As a Knox County native whose family’s local roots go back to the days of Kenyon’s founding, Chrissie Laymon is well aware of the “Kenyon bubble.” But as a 2001 Kenyon graduate who designed her own synoptic major in American rural studies, Laymon is uniquely equipped to move freely in and out of this bubble — and maybe one day to pop it entirely.
That’s the goal of the College’s Rural Life Initiative (RLI), whose goal of “promoting education, scholarship and public projects about Knox County” Laymon oversees as a program coordinator within the Office of Community Partnerships. The RLI re-imagines the legacy of the Rural Life Center, an effort developed by Professor Emeritus of Sociology Howard Sacks (one of Laymon’s undergraduate advisors) beginning in 1998.
“Kenyon is a liberal arts college — we have lots of areas you can study. And all of those areas can, in some way, focus on this rural place that we live in,” Laymon said. “It’s less about telling people about rural life, and more about ‘How can we build on this place where we live and the relationships we have with the people who live here? How can we work together? How can we look at the issues that are affecting this place, and use the skills that we have as researchers and academics to examine them?’”
Senior Advisor for Community Relations Jan Thomas, who directs the Office for Community Partnerships, pointed out that “rural life” is not a static concept. “Knox County is expected to grow considerably in the next decades, especially with Intel building a new plant within commuting distance. We want Kenyon to be a partner in the conversations about how Knox County capitalizes on this growth and yet preserves its rural character,” she said.
“Chrissie is uniquely situated for this work,” Thomas added. “She is very knowledgeable and engaged in the issues and challenges that impact the agricultural community. Her connections and her knowledge of rural Knox County have opened many doors because she was already a trusted member of the community.”

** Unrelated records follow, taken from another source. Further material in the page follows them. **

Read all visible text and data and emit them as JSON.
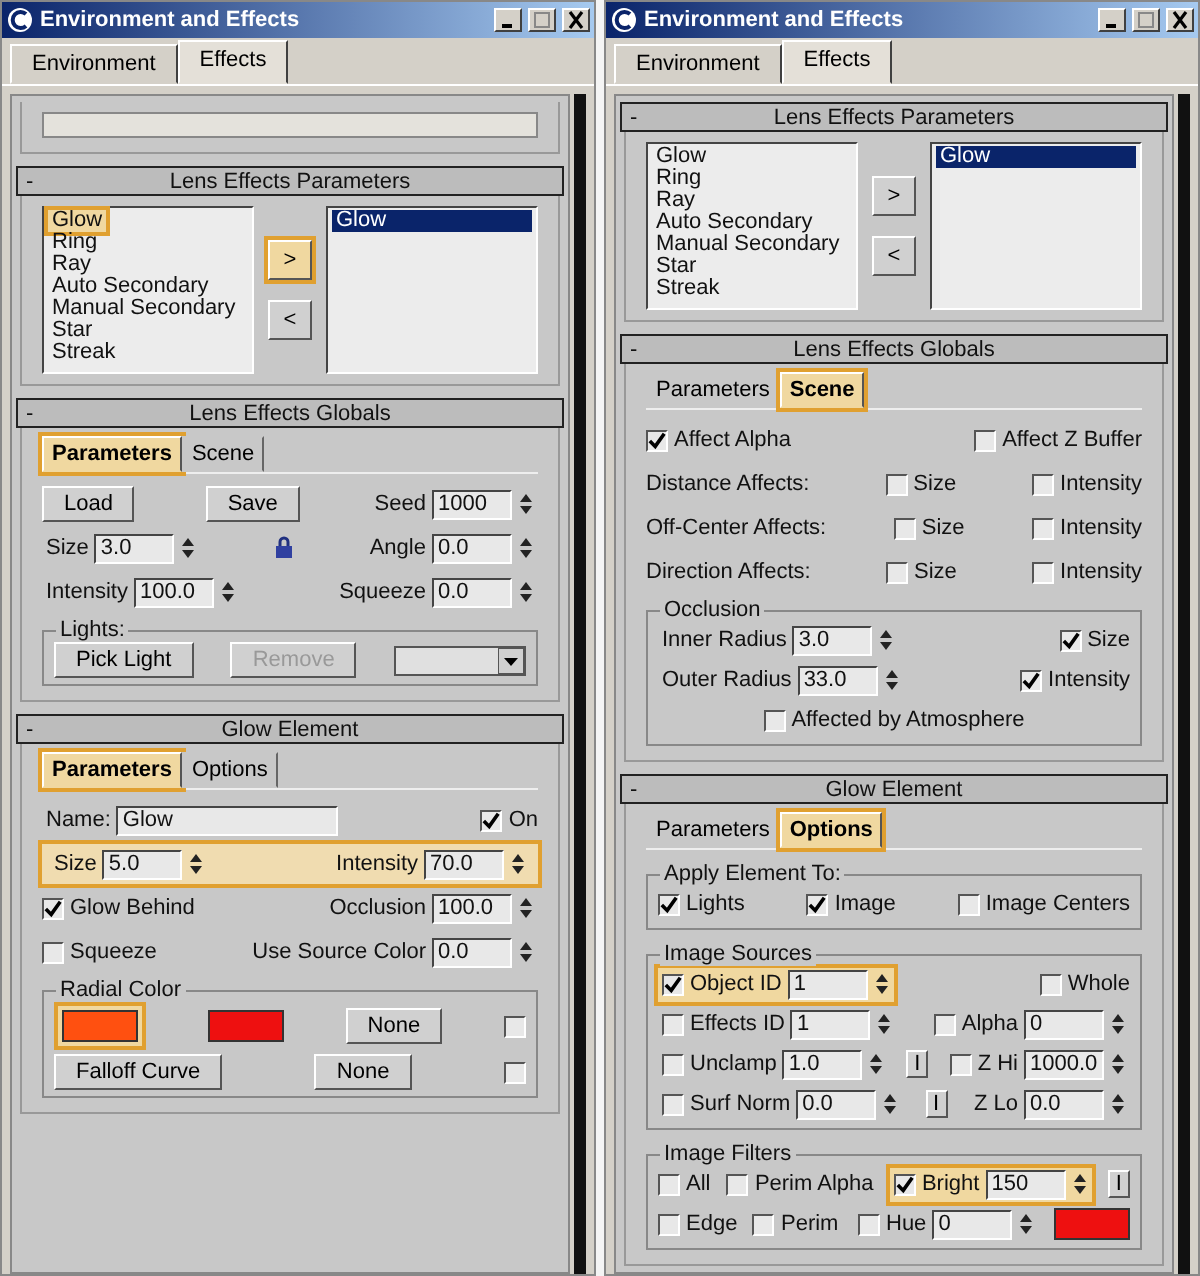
{
  "windows": [
    {
      "title": "Environment and Effects",
      "tabs": [
        {
          "label": "Environment",
          "selected": false
        },
        {
          "label": "Effects",
          "selected": true
        }
      ],
      "rollouts": [
        {
          "rows": [
            {
              "items": [
                {
                  "kind": "blank-field"
                }
              ]
            }
          ]
        },
        {
          "toggle": "-",
          "title": "Lens Effects Parameters",
          "rows": [
            {
              "items": [
                {
                  "kind": "list-pair",
                  "available": [
                    {
                      "label": "Glow",
                      "highlighted": true
                    },
                    {
                      "label": "Ring",
                      "highlighted": false
                    },
                    {
                      "label": "Ray",
                      "highlighted": false
                    },
                    {
                      "label": "Auto Secondary",
                      "highlighted": false
                    },
                    {
                      "label": "Manual Secondary",
                      "highlighted": false
                    },
                    {
                      "label": "Star",
                      "highlighted": false
                    },
                    {
                      "label": "Streak",
                      "highlighted": false
                    }
                  ],
                  "chosen": [
                    {
                      "label": "Glow",
                      "selected": true
                    }
                  ],
                  "add_button": {
                    "label": ">",
                    "highlighted": true
                  },
                  "remove_button": {
                    "label": "<",
                    "highlighted": false
                  }
                }
              ]
            }
          ]
        },
        {
          "toggle": "-",
          "title": "Lens Effects Globals",
          "subtabs": [
            {
              "label": "Parameters",
              "selected": true,
              "highlighted": true
            },
            {
              "label": "Scene",
              "selected": false,
              "highlighted": false
            }
          ],
          "rows": [
            {
              "items": [
                {
                  "kind": "button",
                  "label": "Load"
                },
                {
                  "kind": "button",
                  "label": "Save"
                },
                {
                  "kind": "spinner",
                  "label": "Seed",
                  "value": "1000"
                }
              ]
            },
            {
              "items": [
                {
                  "kind": "spinner",
                  "label": "Size",
                  "value": "3.0"
                },
                {
                  "kind": "lock"
                },
                {
                  "kind": "spinner",
                  "label": "Angle",
                  "value": "0.0"
                }
              ]
            },
            {
              "items": [
                {
                  "kind": "spinner",
                  "label": "Intensity",
                  "value": "100.0"
                },
                {
                  "kind": "spinner",
                  "label": "Squeeze",
                  "value": "0.0"
                }
              ]
            },
            {
              "items": [
                {
                  "kind": "group",
                  "title": "Lights:",
                  "rows": [
                    {
                      "items": [
                        {
                          "kind": "button",
                          "label": "Pick Light",
                          "disabled": false
                        },
                        {
                          "kind": "button",
                          "label": "Remove",
                          "disabled": true
                        },
                        {
                          "kind": "dropdown"
                        }
                      ]
                    }
                  ]
                }
              ]
            }
          ]
        },
        {
          "toggle": "-",
          "title": "Glow Element",
          "subtabs": [
            {
              "label": "Parameters",
              "selected": true,
              "highlighted": true
            },
            {
              "label": "Options",
              "selected": false,
              "highlighted": false
            }
          ],
          "rows": [
            {
              "items": [
                {
                  "kind": "text-field",
                  "label": "Name:",
                  "value": "Glow"
                },
                {
                  "kind": "checkbox",
                  "label": "On",
                  "checked": true
                }
              ]
            },
            {
              "highlighted": true,
              "items": [
                {
                  "kind": "spinner",
                  "label": "Size",
                  "value": "5.0"
                },
                {
                  "kind": "spinner",
                  "label": "Intensity",
                  "value": "70.0"
                }
              ]
            },
            {
              "items": [
                {
                  "kind": "checkbox",
                  "label": "Glow Behind",
                  "checked": true
                },
                {
                  "kind": "spinner",
                  "label": "Occlusion",
                  "value": "100.0"
                }
              ]
            },
            {
              "items": [
                {
                  "kind": "checkbox",
                  "label": "Squeeze",
                  "checked": false
                },
                {
                  "kind": "spinner",
                  "label": "Use Source Color",
                  "value": "0.0"
                }
              ]
            },
            {
              "items": [
                {
                  "kind": "group",
                  "title": "Radial Color",
                  "rows": [
                    {
                      "items": [
                        {
                          "kind": "swatch",
                          "color": "#ff5010",
                          "highlighted": true
                        },
                        {
                          "kind": "swatch",
                          "color": "#ee1010"
                        },
                        {
                          "kind": "button",
                          "label": "None"
                        },
                        {
                          "kind": "checkbox",
                          "checked": false
                        }
                      ]
                    },
                    {
                      "items": [
                        {
                          "kind": "button",
                          "label": "Falloff Curve"
                        },
                        {
                          "kind": "button",
                          "label": "None"
                        },
                        {
                          "kind": "checkbox",
                          "checked": false
                        }
                      ]
                    }
                  ]
                }
              ]
            }
          ]
        }
      ]
    },
    {
      "title": "Environment and Effects",
      "tabs": [
        {
          "label": "Environment",
          "selected": false
        },
        {
          "label": "Effects",
          "selected": true
        }
      ],
      "rollouts": [
        {
          "toggle": "-",
          "title": "Lens Effects Parameters",
          "rows": [
            {
              "items": [
                {
                  "kind": "list-pair",
                  "available": [
                    {
                      "label": "Glow",
                      "highlighted": false
                    },
                    {
                      "label": "Ring",
                      "highlighted": false
                    },
                    {
                      "label": "Ray",
                      "highlighted": false
                    },
                    {
                      "label": "Auto Secondary",
                      "highlighted": false
                    },
                    {
                      "label": "Manual Secondary",
                      "highlighted": false
                    },
                    {
                      "label": "Star",
                      "highlighted": false
                    },
                    {
                      "label": "Streak",
                      "highlighted": false
                    }
                  ],
                  "chosen": [
                    {
                      "label": "Glow",
                      "selected": true
                    }
                  ],
                  "add_button": {
                    "label": ">",
                    "highlighted": false
                  },
                  "remove_button": {
                    "label": "<",
                    "highlighted": false
                  }
                }
              ]
            }
          ]
        },
        {
          "toggle": "-",
          "title": "Lens Effects Globals",
          "subtabs": [
            {
              "label": "Parameters",
              "selected": false,
              "highlighted": false
            },
            {
              "label": "Scene",
              "selected": true,
              "highlighted": true
            }
          ],
          "rows": [
            {
              "items": [
                {
                  "kind": "checkbox",
                  "label": "Affect Alpha",
                  "checked": true
                },
                {
                  "kind": "checkbox",
                  "label": "Affect Z Buffer",
                  "checked": false
                }
              ]
            },
            {
              "items": [
                {
                  "kind": "text",
                  "label": "Distance Affects:"
                },
                {
                  "kind": "checkbox",
                  "label": "Size",
                  "checked": false
                },
                {
                  "kind": "checkbox",
                  "label": "Intensity",
                  "checked": false
                }
              ]
            },
            {
              "items": [
                {
                  "kind": "text",
                  "label": "Off-Center Affects:"
                },
                {
                  "kind": "checkbox",
                  "label": "Size",
                  "checked": false
                },
                {
                  "kind": "checkbox",
                  "label": "Intensity",
                  "checked": false
                }
              ]
            },
            {
              "items": [
                {
                  "kind": "text",
                  "label": "Direction Affects:"
                },
                {
                  "kind": "checkbox",
                  "label": "Size",
                  "checked": false
                },
                {
                  "kind": "checkbox",
                  "label": "Intensity",
                  "checked": false
                }
              ]
            },
            {
              "items": [
                {
                  "kind": "group",
                  "title": "Occlusion",
                  "rows": [
                    {
                      "items": [
                        {
                          "kind": "spinner",
                          "label": "Inner Radius",
                          "value": "3.0"
                        },
                        {
                          "kind": "checkbox",
                          "label": "Size",
                          "checked": true
                        }
                      ]
                    },
                    {
                      "items": [
                        {
                          "kind": "spinner",
                          "label": "Outer Radius",
                          "value": "33.0"
                        },
                        {
                          "kind": "checkbox",
                          "label": "Intensity",
                          "checked": true
                        }
                      ]
                    },
                    {
                      "items": [
                        {
                          "kind": "checkbox",
                          "label": "Affected by Atmosphere",
                          "checked": false
                        }
                      ]
                    }
                  ]
                }
              ]
            }
          ]
        },
        {
          "toggle": "-",
          "title": "Glow Element",
          "subtabs": [
            {
              "label": "Parameters",
              "selected": false,
              "highlighted": false
            },
            {
              "label": "Options",
              "selected": true,
              "highlighted": true
            }
          ],
          "rows": [
            {
              "items": [
                {
                  "kind": "group",
                  "title": "Apply Element To:",
                  "rows": [
                    {
                      "items": [
                        {
                          "kind": "checkbox",
                          "label": "Lights",
                          "checked": true
                        },
                        {
                          "kind": "checkbox",
                          "label": "Image",
                          "checked": true
                        },
                        {
                          "kind": "checkbox",
                          "label": "Image Centers",
                          "checked": false
                        }
                      ]
                    }
                  ]
                }
              ]
            },
            {
              "items": [
                {
                  "kind": "group",
                  "title": "Image Sources",
                  "rows": [
                    {
                      "items": [
                        {
                          "kind": "spinner",
                          "checked": true,
                          "label": "Object ID",
                          "value": "1",
                          "highlighted": true
                        },
                        {
                          "kind": "checkbox",
                          "label": "Whole",
                          "checked": false
                        }
                      ]
                    },
                    {
                      "items": [
                        {
                          "kind": "spinner",
                          "checked": false,
                          "label": "Effects ID",
                          "value": "1"
                        },
                        {
                          "kind": "spinner",
                          "checked": false,
                          "label": "Alpha",
                          "value": "0"
                        }
                      ]
                    },
                    {
                      "items": [
                        {
                          "kind": "spinner",
                          "checked": false,
                          "label": "Unclamp",
                          "value": "1.0"
                        },
                        {
                          "kind": "small-button",
                          "label": "I"
                        },
                        {
                          "kind": "spinner",
                          "checked": false,
                          "label": "Z Hi",
                          "value": "1000.0"
                        }
                      ]
                    },
                    {
                      "items": [
                        {
                          "kind": "spinner",
                          "checked": false,
                          "label": "Surf Norm",
                          "value": "0.0"
                        },
                        {
                          "kind": "small-button",
                          "label": "I"
                        },
                        {
                          "kind": "spinner",
                          "label": "Z Lo",
                          "value": "0.0"
                        }
                      ]
                    }
                  ]
                }
              ]
            },
            {
              "items": [
                {
                  "kind": "group",
                  "title": "Image Filters",
                  "rows": [
                    {
                      "items": [
                        {
                          "kind": "checkbox",
                          "label": "All",
                          "checked": false
                        },
                        {
                          "kind": "checkbox",
                          "label": "Perim Alpha",
                          "checked": false
                        },
                        {
                          "kind": "spinner",
                          "checked": true,
                          "label": "Bright",
                          "value": "150",
                          "highlighted": true
                        },
                        {
                          "kind": "small-button",
                          "label": "I"
                        }
                      ]
                    },
                    {
                      "items": [
                        {
                          "kind": "checkbox",
                          "label": "Edge",
                          "checked": false
                        },
                        {
                          "kind": "checkbox",
                          "label": "Perim",
                          "checked": false
                        },
                        {
                          "kind": "spinner",
                          "checked": false,
                          "label": "Hue",
                          "value": "0"
                        },
                        {
                          "kind": "swatch",
                          "color": "#ee1010"
                        }
                      ]
                    }
                  ]
                }
              ]
            }
          ]
        }
      ]
    }
  ]
}
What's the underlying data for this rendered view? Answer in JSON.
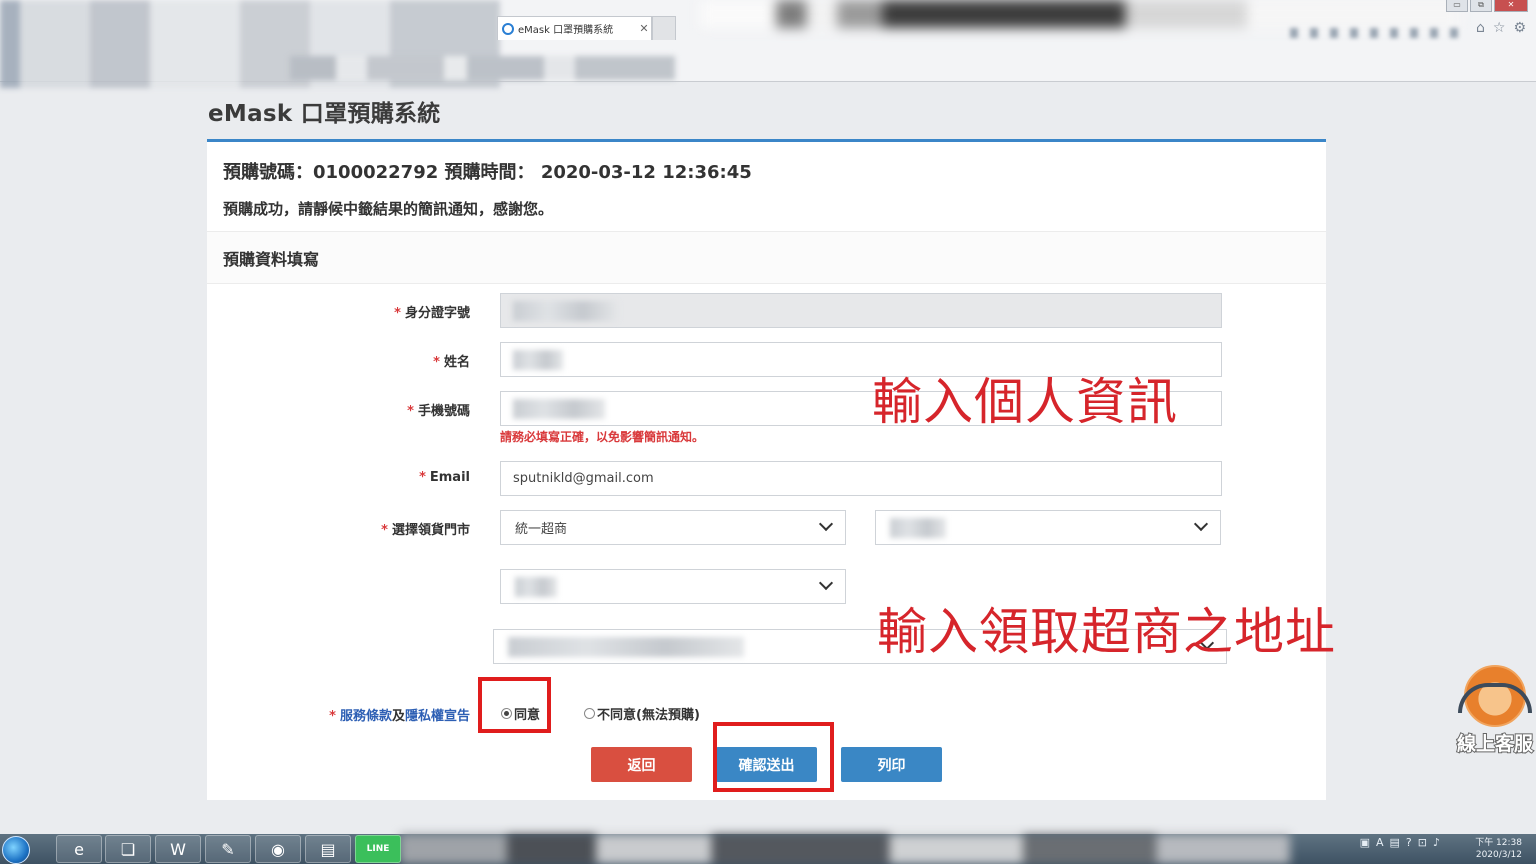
{
  "browser": {
    "tab_title": "eMask 口罩預購系統",
    "tab_close": "✕",
    "window_buttons": [
      "▭",
      "⧉",
      "✕"
    ],
    "toolbar_icons": [
      "home-icon",
      "star-icon",
      "gear-icon"
    ],
    "toolbar_glyphs": [
      "⌂",
      "☆",
      "⚙"
    ]
  },
  "page": {
    "app_title": "eMask 口罩預購系統",
    "order_label": "預購號碼：",
    "order_number": "0100022792",
    "order_time_label": "預購時間：",
    "order_time": "2020-03-12 12:36:45",
    "success_message": "預購成功，請靜候中籤結果的簡訊通知，感謝您。",
    "section_title": "預購資料填寫"
  },
  "form": {
    "required_mark": "*",
    "id_label": "身分證字號",
    "name_label": "姓名",
    "phone_label": "手機號碼",
    "phone_hint": "請務必填寫正確，以免影響簡訊通知。",
    "email_label": "Email",
    "email_value": "sputnikld@gmail.com",
    "store_label": "選擇領貨門市",
    "store_chain": "統一超商",
    "tos_link": "服務條款",
    "tos_and": "及",
    "privacy_link": "隱私權宣告",
    "agree_label": "同意",
    "disagree_label": "不同意(無法預購)",
    "back_button": "返回",
    "submit_button": "確認送出",
    "print_button": "列印"
  },
  "annotations": {
    "personal_info": "輸入個人資訊",
    "store_address": "輸入領取超商之地址"
  },
  "widget": {
    "customer_service": "線上客服"
  },
  "taskbar": {
    "clock_time": "下午 12:38",
    "clock_date": "2020/3/12",
    "items": [
      "ie-icon",
      "folder-icon",
      "word-icon",
      "paint-icon",
      "chrome-icon",
      "explorer-icon",
      "line-icon"
    ],
    "item_glyphs": [
      "e",
      "❏",
      "W",
      "✎",
      "◉",
      "▤",
      "✉"
    ],
    "line_label": "LINE"
  },
  "colors": {
    "accent": "#3b86c8",
    "danger": "#d94f40",
    "required": "#d9393b",
    "annotation": "#d6252b"
  }
}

While Laymon is still working to develop RLI’s programming, a key pillar is the close involvement of Kenyon faculty, such as Assistant Professor of Biology and Environmental Studies Iris Levin. Levin is partway through her term as the College’s inaugural rural life fellow, and has thus far incorporated RLI into her research studying local populations of barn swallows, as well as developed a nature-based science curriculum for a local homeschooling collective. “Iris is a natural in her ability to make people comfortable and communicate science,” Laymon said. “I would love for any faculty who are interested in developing programming or doing community-engaged learning, or if they have a student who’s really interested in rural issues to contact me, because I would love to see multiple projects going on at one time.”
In addition to partnering with faculty, Laymon, who completed master’s work in rural sociology, is interested in helping Kenyon’s geographically diverse student body appreciate the surrounding people and culture — and not just the aesthetic splendor of unspoiled countryside — during their four years in Gambier. “I think it’s really important that we also work to preserve the rural heritage of this place — it’s about the culture, the people, and our shared time in this space,” Laymon said. “When you live somewhere, to fully know it, you have to know the people, and the geography, and the animals, and all of it.”
Laymon’s newest partner in this goal is Ben Garst ’25, whom she recently hired as RLI’s student intern in order to help with existing projects and develop new proposals — such as increasing awareness of local food sources and creating connections with the farmers who help supply Peirce Dining Hall. Garst, who is from the Toledo area, quickly developed a passion for exploring Knox County once he arrived at Kenyon.
“I was drawn by the land, and then I stayed for the people,” Garst said. He believes that paying more attention to Kenyon’s surroundings might also help combat the political polarization that drives a narrative of a divided America.
“There are myriad reasons why Knox County thinks and votes and is different than Westchester County, New York, or Orange County in California. I’m hopeful that, on an individual level, we can make change and we can connect people. … We can at least find enough common ground to be respectful to each other,” Garst said. “But at the same time, I know it’s going to require probably a national discussion about exactly what it means to be a United States.”
Garst has found an ally in Laymon and has enjoyed working with her so far. “We’re both trying to work towards the common goal, which is getting rid of the stereotypes and trying to connect people to places, and people who live in those places who might be different from them,” he said. “I love meeting new people who I otherwise wouldn’t have the ability to meet, and she’s like the bridge.”
Even as a Kenyon student two decades ago, Laymon spent “a lot of time interpreting back and forth” between the College and the surrounding community where she grew up. “It’s hard to distinguish between the people and the place when you’ve lived somewhere that long, and a good part of that has to do with the rural nature of it. Rural people are tied very closely to the land due to just the nature of the way we live and our occupations,” she said. “This is just a part of who I am, and it always has been.”
Now, Laymon gets to turn that passion into work that has a real impact on fostering community connections. “My goal is this idea of humanizing situations and place,” she said. “We tend to look and see a cornfield and maybe don’t necessarily understand the social and cultural implications of that field, of the timing of the seasons, of being from a place for so many generations. In rural areas, people and place are intrinsically intertwined, and that relationship between the people and the place influences their culture, their professions and their relationships. It is difficult to separate the land from the people, and the people from the land.”